• **Exercise details**
Copy every entry exactly as it reads and exclude whatever pictures appear.

• **Extracted entries**
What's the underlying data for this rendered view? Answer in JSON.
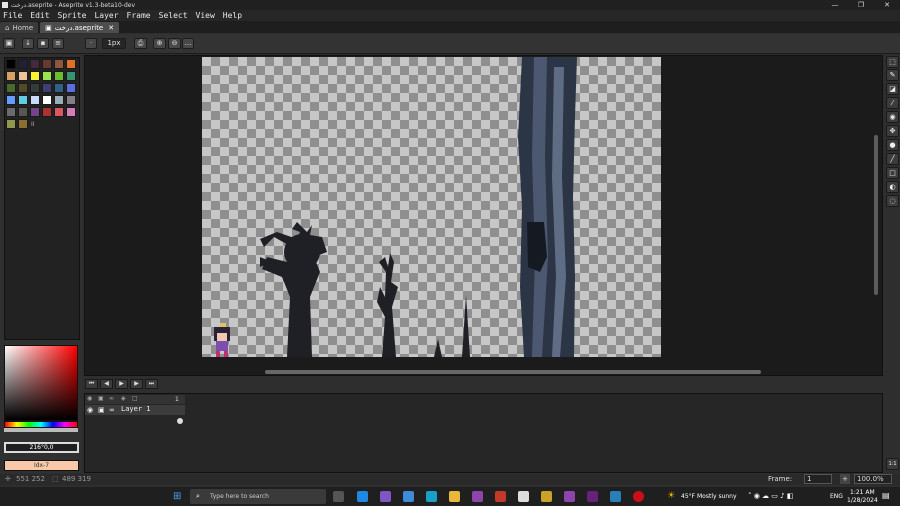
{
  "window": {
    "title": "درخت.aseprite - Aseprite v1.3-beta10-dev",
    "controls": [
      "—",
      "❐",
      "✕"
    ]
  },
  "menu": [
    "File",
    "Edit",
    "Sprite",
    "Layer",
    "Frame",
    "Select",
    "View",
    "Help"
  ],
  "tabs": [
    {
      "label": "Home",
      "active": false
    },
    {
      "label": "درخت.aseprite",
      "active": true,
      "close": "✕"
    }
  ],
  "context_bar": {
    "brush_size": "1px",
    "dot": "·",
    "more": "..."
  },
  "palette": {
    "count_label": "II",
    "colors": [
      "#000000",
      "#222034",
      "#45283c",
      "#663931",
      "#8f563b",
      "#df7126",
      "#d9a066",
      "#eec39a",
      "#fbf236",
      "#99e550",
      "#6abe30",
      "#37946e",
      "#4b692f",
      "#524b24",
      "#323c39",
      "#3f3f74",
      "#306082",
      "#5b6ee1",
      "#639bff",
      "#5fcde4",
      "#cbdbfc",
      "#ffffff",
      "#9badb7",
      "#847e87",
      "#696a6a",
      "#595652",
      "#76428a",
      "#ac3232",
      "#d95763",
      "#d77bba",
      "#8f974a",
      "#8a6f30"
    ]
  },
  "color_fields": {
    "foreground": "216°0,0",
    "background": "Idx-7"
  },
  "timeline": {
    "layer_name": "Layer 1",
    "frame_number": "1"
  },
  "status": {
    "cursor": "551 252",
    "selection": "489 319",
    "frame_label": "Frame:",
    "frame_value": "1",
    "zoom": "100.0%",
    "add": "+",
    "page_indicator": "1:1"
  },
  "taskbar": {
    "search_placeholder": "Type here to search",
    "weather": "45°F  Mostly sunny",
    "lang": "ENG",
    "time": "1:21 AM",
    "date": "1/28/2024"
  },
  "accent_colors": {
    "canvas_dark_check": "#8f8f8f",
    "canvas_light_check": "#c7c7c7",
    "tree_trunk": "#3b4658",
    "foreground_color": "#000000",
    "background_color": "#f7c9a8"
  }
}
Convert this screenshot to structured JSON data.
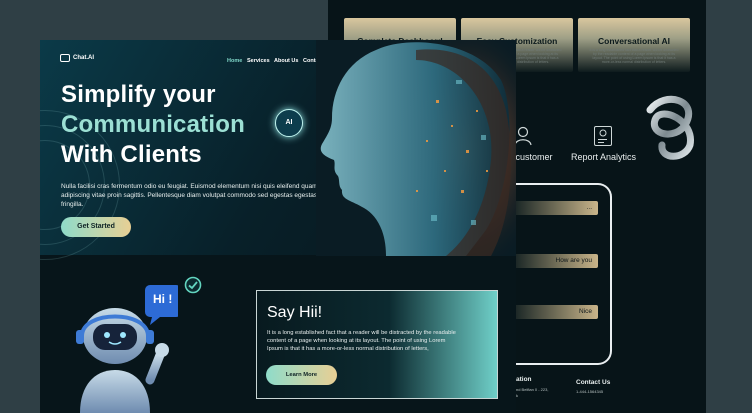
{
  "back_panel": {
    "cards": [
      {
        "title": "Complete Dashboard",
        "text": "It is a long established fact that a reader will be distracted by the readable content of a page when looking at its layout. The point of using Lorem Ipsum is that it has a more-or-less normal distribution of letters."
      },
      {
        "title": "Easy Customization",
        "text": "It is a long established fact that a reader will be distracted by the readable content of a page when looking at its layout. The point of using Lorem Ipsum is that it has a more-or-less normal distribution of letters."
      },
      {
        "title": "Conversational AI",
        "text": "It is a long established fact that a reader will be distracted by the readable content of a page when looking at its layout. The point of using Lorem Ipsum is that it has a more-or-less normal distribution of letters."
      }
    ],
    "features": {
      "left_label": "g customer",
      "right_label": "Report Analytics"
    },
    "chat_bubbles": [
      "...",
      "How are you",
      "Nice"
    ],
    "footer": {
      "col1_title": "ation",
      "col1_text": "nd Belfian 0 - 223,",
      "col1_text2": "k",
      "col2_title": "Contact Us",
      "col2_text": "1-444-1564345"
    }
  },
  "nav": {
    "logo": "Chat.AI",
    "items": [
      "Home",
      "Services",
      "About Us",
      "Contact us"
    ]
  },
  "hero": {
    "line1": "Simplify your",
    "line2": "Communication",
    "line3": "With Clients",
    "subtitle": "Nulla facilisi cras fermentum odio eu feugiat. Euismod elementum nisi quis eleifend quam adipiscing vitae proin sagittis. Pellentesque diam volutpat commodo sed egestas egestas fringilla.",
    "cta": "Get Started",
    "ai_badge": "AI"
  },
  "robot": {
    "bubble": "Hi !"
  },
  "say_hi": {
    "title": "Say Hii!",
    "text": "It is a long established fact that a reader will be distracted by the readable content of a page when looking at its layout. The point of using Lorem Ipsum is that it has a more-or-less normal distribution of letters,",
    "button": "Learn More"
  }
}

• **Result for this task**
What's the underlying data for this rendered view? Answer in JSON.
{
  "window": {
    "title": "درخت.aseprite - Aseprite v1.3-beta10-dev",
    "controls": [
      "—",
      "❐",
      "✕"
    ]
  },
  "menu": [
    "File",
    "Edit",
    "Sprite",
    "Layer",
    "Frame",
    "Select",
    "View",
    "Help"
  ],
  "tabs": [
    {
      "label": "Home",
      "active": false
    },
    {
      "label": "درخت.aseprite",
      "active": true,
      "close": "✕"
    }
  ],
  "context_bar": {
    "brush_size": "1px",
    "dot": "·",
    "more": "..."
  },
  "palette": {
    "count_label": "II",
    "colors": [
      "#000000",
      "#222034",
      "#45283c",
      "#663931",
      "#8f563b",
      "#df7126",
      "#d9a066",
      "#eec39a",
      "#fbf236",
      "#99e550",
      "#6abe30",
      "#37946e",
      "#4b692f",
      "#524b24",
      "#323c39",
      "#3f3f74",
      "#306082",
      "#5b6ee1",
      "#639bff",
      "#5fcde4",
      "#cbdbfc",
      "#ffffff",
      "#9badb7",
      "#847e87",
      "#696a6a",
      "#595652",
      "#76428a",
      "#ac3232",
      "#d95763",
      "#d77bba",
      "#8f974a",
      "#8a6f30"
    ]
  },
  "color_fields": {
    "foreground": "216°0,0",
    "background": "Idx-7"
  },
  "timeline": {
    "layer_name": "Layer 1",
    "frame_number": "1"
  },
  "status": {
    "cursor": "551 252",
    "selection": "489 319",
    "frame_label": "Frame:",
    "frame_value": "1",
    "zoom": "100.0%",
    "add": "+",
    "page_indicator": "1:1"
  },
  "taskbar": {
    "search_placeholder": "Type here to search",
    "weather": "45°F  Mostly sunny",
    "lang": "ENG",
    "time": "1:21 AM",
    "date": "1/28/2024"
  },
  "accent_colors": {
    "canvas_dark_check": "#8f8f8f",
    "canvas_light_check": "#c7c7c7",
    "tree_trunk": "#3b4658",
    "foreground_color": "#000000",
    "background_color": "#f7c9a8"
  }
}
Convert this screenshot to structured JSON data.
{
  "back_panel": {
    "cards": [
      {
        "title": "Complete Dashboard",
        "text": "It is a long established fact that a reader will be distracted by the readable content of a page when looking at its layout. The point of using Lorem Ipsum is that it has a more-or-less normal distribution of letters."
      },
      {
        "title": "Easy Customization",
        "text": "It is a long established fact that a reader will be distracted by the readable content of a page when looking at its layout. The point of using Lorem Ipsum is that it has a more-or-less normal distribution of letters."
      },
      {
        "title": "Conversational AI",
        "text": "It is a long established fact that a reader will be distracted by the readable content of a page when looking at its layout. The point of using Lorem Ipsum is that it has a more-or-less normal distribution of letters."
      }
    ],
    "features": {
      "left_label": "g customer",
      "right_label": "Report Analytics"
    },
    "chat_bubbles": [
      "...",
      "How are you",
      "Nice"
    ],
    "footer": {
      "col1_title": "ation",
      "col1_text": "nd Belfian 0 - 223,",
      "col1_text2": "k",
      "col2_title": "Contact Us",
      "col2_text": "1-444-1564345"
    }
  },
  "nav": {
    "logo": "Chat.AI",
    "items": [
      "Home",
      "Services",
      "About Us",
      "Contact us"
    ]
  },
  "hero": {
    "line1": "Simplify your",
    "line2": "Communication",
    "line3": "With Clients",
    "subtitle": "Nulla facilisi cras fermentum odio eu feugiat. Euismod elementum nisi quis eleifend quam adipiscing vitae proin sagittis. Pellentesque diam volutpat commodo sed egestas egestas fringilla.",
    "cta": "Get Started",
    "ai_badge": "AI"
  },
  "robot": {
    "bubble": "Hi !"
  },
  "say_hi": {
    "title": "Say Hii!",
    "text": "It is a long established fact that a reader will be distracted by the readable content of a page when looking at its layout. The point of using Lorem Ipsum is that it has a more-or-less normal distribution of letters,",
    "button": "Learn More"
  }
}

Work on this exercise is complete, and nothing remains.